Every line with "JSON" in it must be copied from the data.

MATERIAL FOR THIS EXERCISE:
····················

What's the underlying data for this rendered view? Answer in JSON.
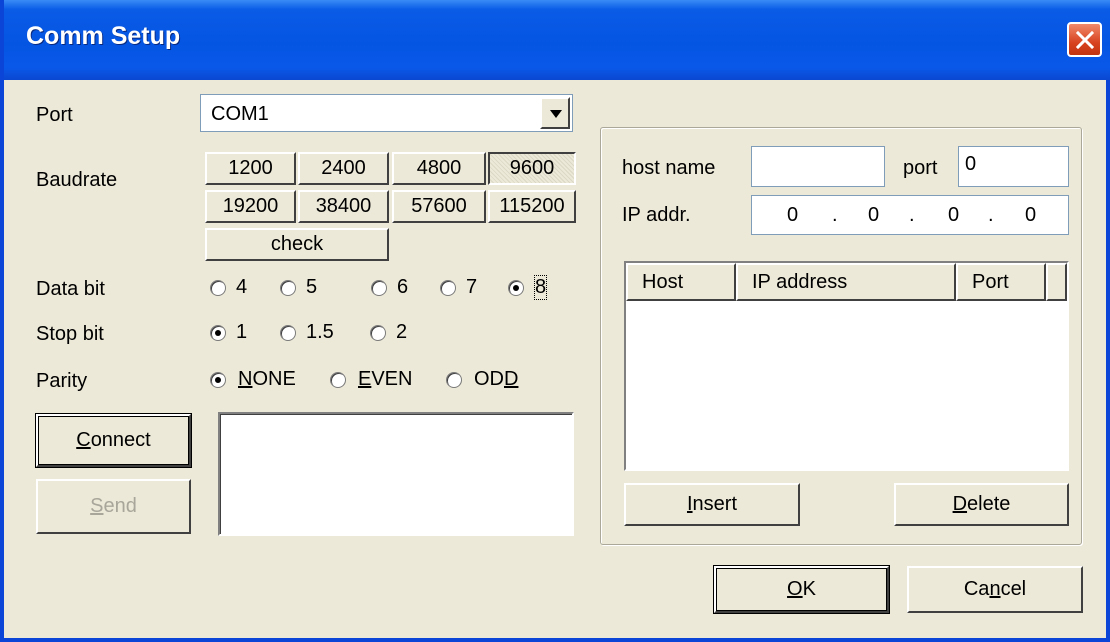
{
  "window": {
    "title": "Comm Setup"
  },
  "labels": {
    "port": "Port",
    "baudrate": "Baudrate",
    "data_bit": "Data bit",
    "stop_bit": "Stop bit",
    "parity": "Parity"
  },
  "port_select": {
    "value": "COM1"
  },
  "baudrate": {
    "buttons": [
      "1200",
      "2400",
      "4800",
      "9600",
      "19200",
      "38400",
      "57600",
      "115200"
    ],
    "selected": "9600",
    "check_label": "check"
  },
  "data_bit": {
    "options": [
      "4",
      "5",
      "6",
      "7",
      "8"
    ],
    "selected": "8"
  },
  "stop_bit": {
    "options": [
      "1",
      "1.5",
      "2"
    ],
    "selected": "1"
  },
  "parity": {
    "options": [
      "NONE",
      "EVEN",
      "ODD"
    ],
    "selected": "NONE"
  },
  "buttons": {
    "connect": "Connect",
    "send": "Send",
    "insert": "Insert",
    "delete": "Delete",
    "ok": "OK",
    "cancel": "Cancel"
  },
  "network": {
    "host_name_label": "host name",
    "host_name_value": "",
    "port_label": "port",
    "port_value": "0",
    "ip_label": "IP addr.",
    "ip_octets": [
      "0",
      "0",
      "0",
      "0"
    ],
    "columns": [
      "Host",
      "IP address",
      "Port"
    ]
  }
}
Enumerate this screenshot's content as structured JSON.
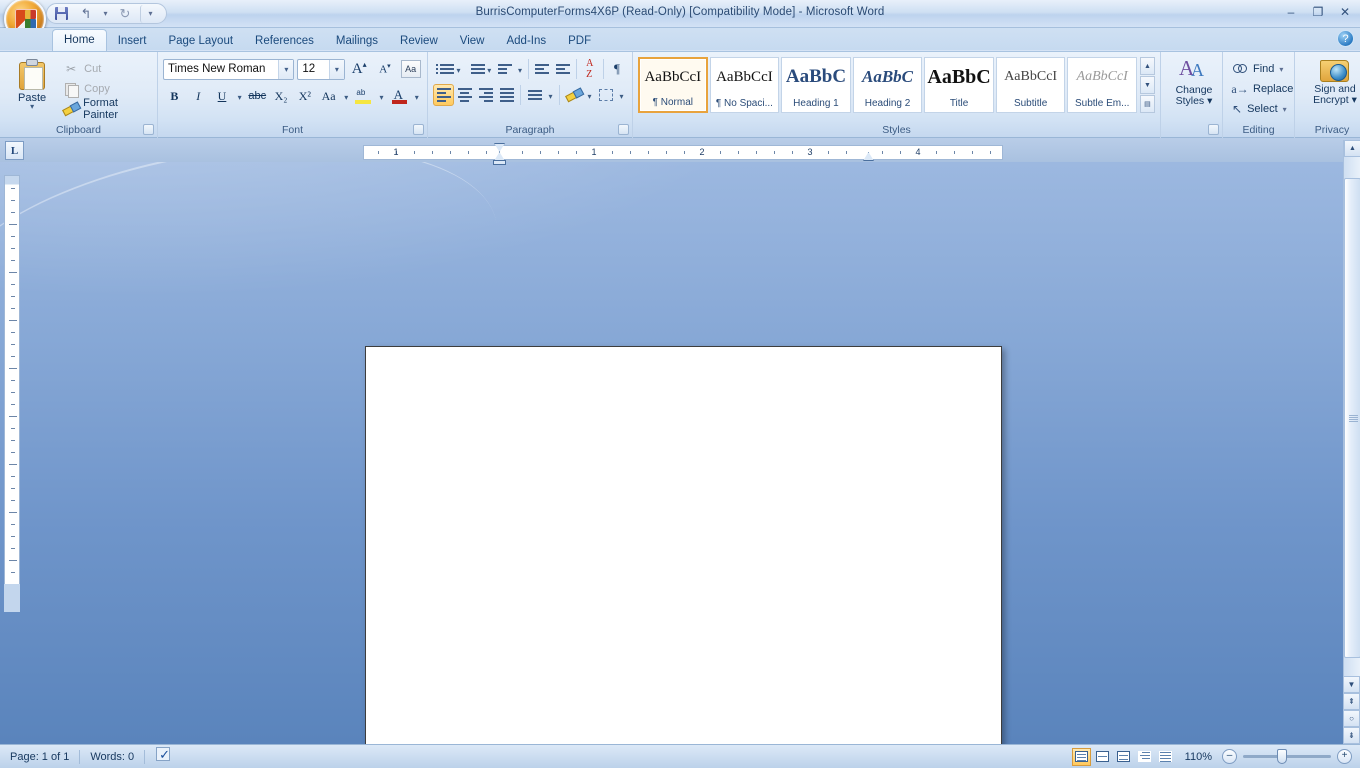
{
  "window": {
    "title": "BurrisComputerForms4X6P (Read-Only) [Compatibility Mode] - Microsoft Word",
    "minimize": "–",
    "restore": "❐",
    "close": "✕",
    "help": "?"
  },
  "quick_access": {
    "save": "Save",
    "undo": "Undo",
    "undo_glyph": "↰",
    "redo_glyph": "↻",
    "customize_glyph": "▾"
  },
  "tabs": [
    {
      "label": "Home",
      "active": true
    },
    {
      "label": "Insert",
      "active": false
    },
    {
      "label": "Page Layout",
      "active": false
    },
    {
      "label": "References",
      "active": false
    },
    {
      "label": "Mailings",
      "active": false
    },
    {
      "label": "Review",
      "active": false
    },
    {
      "label": "View",
      "active": false
    },
    {
      "label": "Add-Ins",
      "active": false
    },
    {
      "label": "PDF",
      "active": false
    }
  ],
  "clipboard": {
    "group_label": "Clipboard",
    "paste": "Paste",
    "paste_caret": "▾",
    "cut": "Cut",
    "copy": "Copy",
    "format_painter": "Format Painter",
    "launcher": "◪"
  },
  "font": {
    "group_label": "Font",
    "font_name": "Times New Roman",
    "font_size": "12",
    "caret": "▾",
    "grow_font": "A",
    "shrink_font": "A",
    "clear_formatting": "Aa",
    "bold": "B",
    "italic": "I",
    "underline": "U",
    "strikethrough": "abc",
    "subscript": "X₂",
    "superscript": "X²",
    "change_case": "Aa",
    "highlight": "ab",
    "font_color": "A",
    "launcher": "◪"
  },
  "paragraph": {
    "group_label": "Paragraph",
    "bullets": "Bullets",
    "numbering": "Numbering",
    "multilevel": "Multilevel List",
    "decrease_indent": "Decrease Indent",
    "increase_indent": "Increase Indent",
    "sort": "Sort",
    "sort_a": "A",
    "sort_z": "Z",
    "sort_arrow": "↓",
    "show_marks": "¶",
    "align_left": "Align Left",
    "center": "Center",
    "align_right": "Align Right",
    "justify": "Justify",
    "line_spacing": "Line Spacing",
    "shading": "Shading",
    "borders": "Borders",
    "caret": "▾",
    "launcher": "◪"
  },
  "styles": {
    "group_label": "Styles",
    "items": [
      {
        "preview": "AaBbCcI",
        "name": "¶ Normal",
        "selected": true
      },
      {
        "preview": "AaBbCcI",
        "name": "¶ No Spaci...",
        "selected": false
      },
      {
        "preview": "AaBbC",
        "name": "Heading 1",
        "selected": false
      },
      {
        "preview": "AaBbC",
        "name": "Heading 2",
        "selected": false
      },
      {
        "preview": "AaBbC",
        "name": "Title",
        "selected": false
      },
      {
        "preview": "AaBbCcI",
        "name": "Subtitle",
        "selected": false
      },
      {
        "preview": "AaBbCcI",
        "name": "Subtle Em...",
        "selected": false
      }
    ],
    "scroll_up": "▲",
    "scroll_down": "▼",
    "more": "▤",
    "launcher": "◪"
  },
  "change_styles": {
    "label_line1": "Change",
    "label_line2": "Styles",
    "caret": "▾"
  },
  "editing": {
    "group_label": "Editing",
    "find": "Find",
    "replace": "Replace",
    "select": "Select",
    "caret": "▾"
  },
  "privacy": {
    "group_label": "Privacy",
    "label_line1": "Sign and",
    "label_line2": "Encrypt",
    "caret": "▾"
  },
  "ruler": {
    "tab_selector": "L",
    "numbers": [
      "1",
      "1",
      "2",
      "3",
      "4"
    ]
  },
  "status": {
    "page": "Page: 1 of 1",
    "words": "Words: 0",
    "proofing": "Proofing errors",
    "zoom": "110%",
    "zoom_out": "–",
    "zoom_in": "+",
    "views": [
      {
        "name": "Print Layout",
        "active": true
      },
      {
        "name": "Full Screen Reading",
        "active": false
      },
      {
        "name": "Web Layout",
        "active": false
      },
      {
        "name": "Outline",
        "active": false
      },
      {
        "name": "Draft",
        "active": false
      }
    ]
  },
  "scrollbar": {
    "up": "▲",
    "down": "▼",
    "prev_page": "⇞",
    "browse": "○",
    "next_page": "⇟"
  },
  "colors": {
    "accent": "#e8a33d",
    "chrome": "#cfe0f3",
    "desk_top": "#9cb8e0",
    "desk_bottom": "#5a84bc"
  }
}
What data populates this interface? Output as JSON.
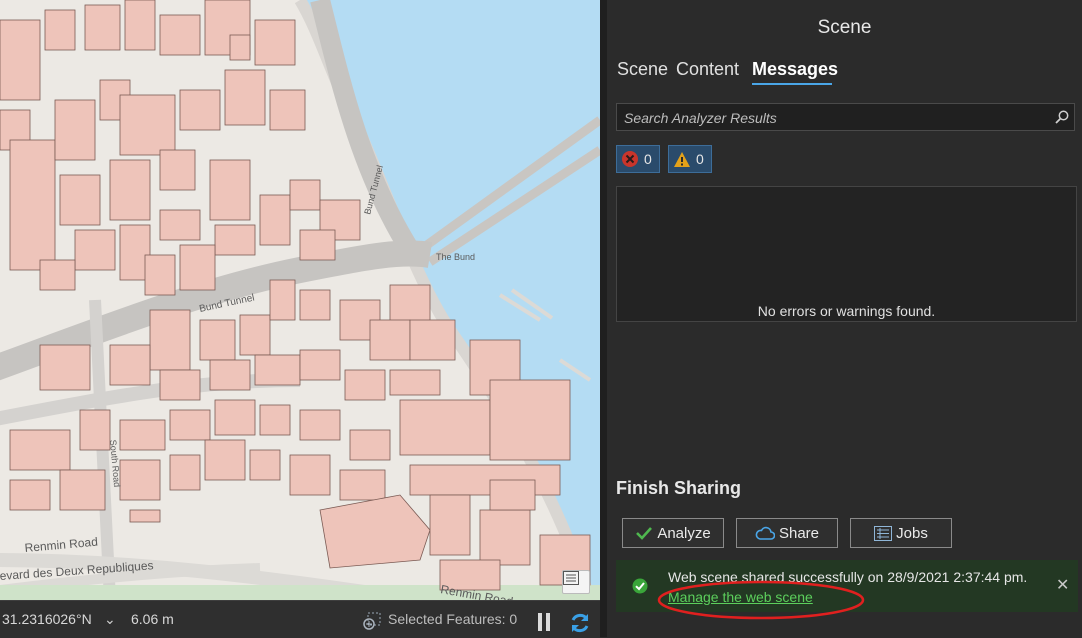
{
  "map": {
    "labels": {
      "bund_tunnel_vertical": "Bund Tunnel",
      "bund_tunnel_horizontal": "Bund Tunnel",
      "the_bund": "The Bund",
      "south_road": "South Road",
      "renmin_road_1": "Renmin Road",
      "renmin_road_2": "Renmin Road",
      "deux_republiques": "evard des Deux Republiques"
    }
  },
  "statusbar": {
    "coordinate": "31.2316026°N",
    "dropdown_glyph": "⌄",
    "elevation": "6.06 m",
    "selected_features": "Selected Features: 0"
  },
  "panel": {
    "title": "Scene",
    "tabs": [
      {
        "label": "Scene"
      },
      {
        "label": "Content"
      },
      {
        "label": "Messages"
      }
    ],
    "search": {
      "placeholder": "Search Analyzer Results"
    },
    "filters": {
      "errors": "0",
      "warnings": "0"
    },
    "messages_empty": "No errors or warnings found.",
    "finish": {
      "heading": "Finish Sharing",
      "analyze_label": "Analyze",
      "share_label": "Share",
      "jobs_label": "Jobs",
      "success_text": "Web scene shared successfully on 28/9/2021 2:37:44 pm.",
      "success_link": "Manage the web scene",
      "close_glyph": "✕"
    }
  },
  "colors": {
    "accent": "#4aa6e8",
    "water": "#b4dcf3",
    "building": "#eec4ba",
    "success_bg": "#233823",
    "link": "#5ccf5c",
    "annotation": "#e0201f"
  }
}
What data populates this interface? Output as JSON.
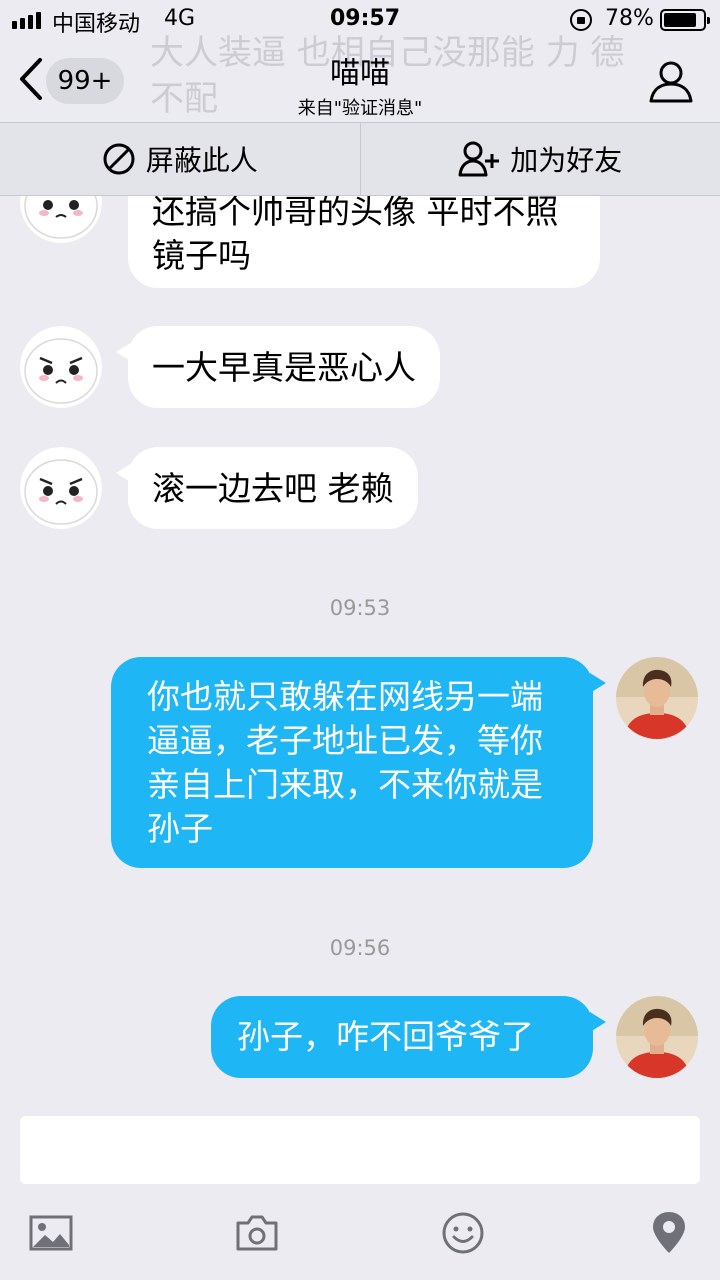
{
  "status_bar": {
    "carrier": "中国移动",
    "network": "4G",
    "time": "09:57",
    "battery": "78%"
  },
  "header": {
    "background_text": "大人装逼 也相自己没那能 力 德不配",
    "back_badge": "99+",
    "title": "喵喵",
    "subtitle": "来自\"验证消息\""
  },
  "actions": {
    "block": "屏蔽此人",
    "add_friend": "加为好友"
  },
  "messages": [
    {
      "side": "in",
      "text": "还搞个帅哥的头像 平时不照镜子吗"
    },
    {
      "side": "in",
      "text": "一大早真是恶心人"
    },
    {
      "side": "in",
      "text": "滚一边去吧 老赖"
    },
    {
      "side": "out",
      "time": "09:53",
      "text": "你也就只敢躲在网线另一端逼逼，老子地址已发，等你亲自上门来取，不来你就是孙子"
    },
    {
      "side": "out",
      "time": "09:56",
      "text": "孙子，咋不回爷爷了"
    }
  ],
  "colors": {
    "outgoing_bubble": "#1eb6f5",
    "incoming_bubble": "#ffffff",
    "background": "#ebebf1"
  },
  "toolbar": {
    "icons": [
      "image-icon",
      "camera-icon",
      "emoji-icon",
      "location-icon"
    ]
  }
}
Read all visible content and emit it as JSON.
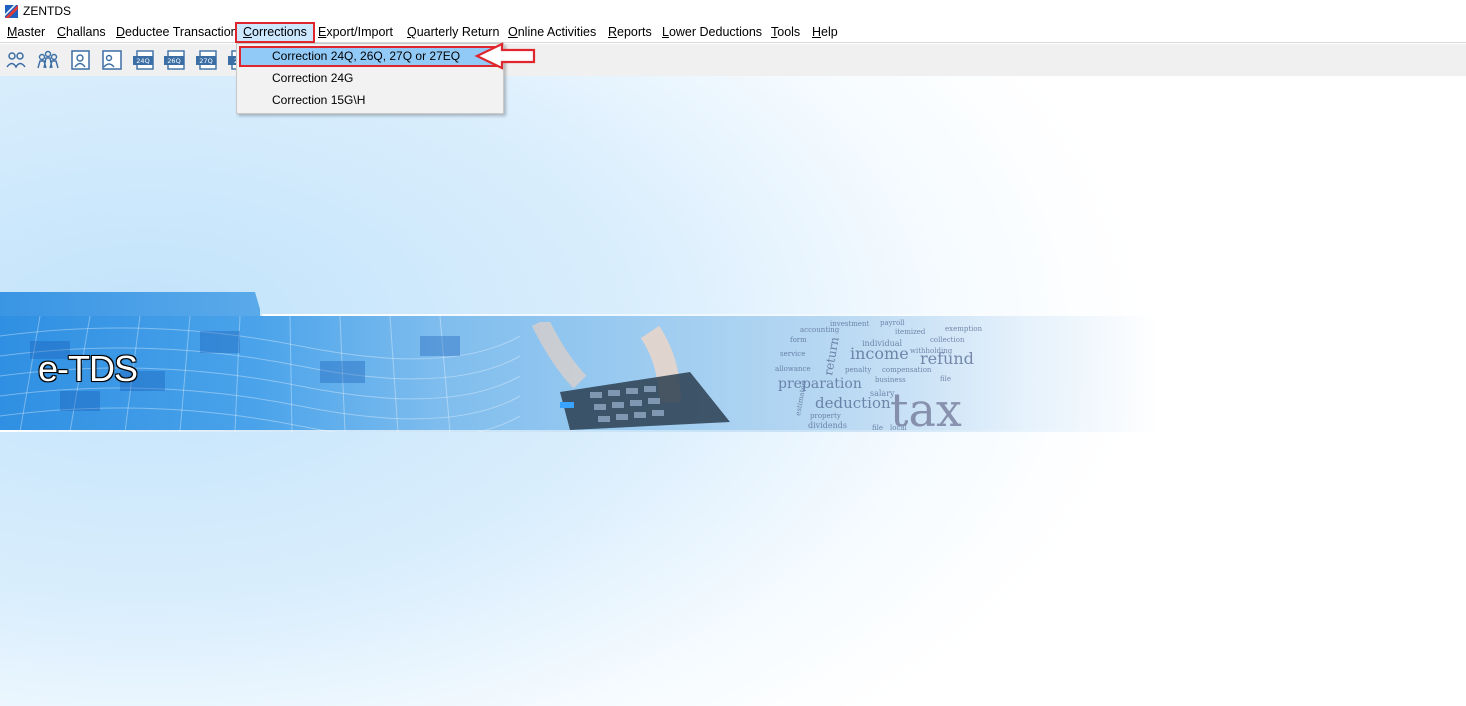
{
  "window": {
    "title": "ZENTDS"
  },
  "menubar": {
    "items": [
      {
        "label": "Master"
      },
      {
        "label": "Challans"
      },
      {
        "label": "Deductee Transaction"
      },
      {
        "label": "Corrections",
        "active": true
      },
      {
        "label": "Export/Import"
      },
      {
        "label": "Quarterly Return"
      },
      {
        "label": "Online Activities"
      },
      {
        "label": "Reports"
      },
      {
        "label": "Lower Deductions"
      },
      {
        "label": "Tools"
      },
      {
        "label": "Help"
      }
    ]
  },
  "toolbar": {
    "buttons": [
      {
        "icon": "users-icon"
      },
      {
        "icon": "group-icon"
      },
      {
        "icon": "deductee-icon"
      },
      {
        "icon": "employee-icon"
      },
      {
        "icon": "form-24q-icon",
        "label": "24Q"
      },
      {
        "icon": "form-26q-icon",
        "label": "26Q"
      },
      {
        "icon": "form-27q-icon",
        "label": "27Q"
      },
      {
        "icon": "form-27eq-icon",
        "label": "27"
      }
    ]
  },
  "corrections_menu": {
    "items": [
      {
        "label": "Correction 24Q, 26Q, 27Q or 27EQ",
        "highlighted": true
      },
      {
        "label": "Correction 24G"
      },
      {
        "label": "Correction 15G\\H"
      }
    ]
  },
  "banner": {
    "title": "e-TDS",
    "wordcloud": [
      "income",
      "refund",
      "preparation",
      "deduction",
      "tax",
      "return",
      "payroll",
      "itemized",
      "accounting",
      "investment",
      "individual",
      "collection",
      "penalty",
      "compensation",
      "salary",
      "dividends",
      "allowance",
      "property",
      "local",
      "file",
      "withholding",
      "exemption",
      "business",
      "contributions",
      "estimated",
      "form",
      "service"
    ]
  },
  "colors": {
    "highlight_border": "#e0262d",
    "menu_hover": "#cce8ff",
    "dropdown_highlight": "#91c9f7",
    "banner_blue": "#2f8fe2"
  }
}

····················

WRITTEN REPLY:
What's the underlying data for this rendered view? Answer in JSON.
Enumerate this screenshot's content as structured JSON.
What data populates this interface? Output as JSON.
What data populates this interface? Output as JSON.
Read all visible content and emit it as JSON.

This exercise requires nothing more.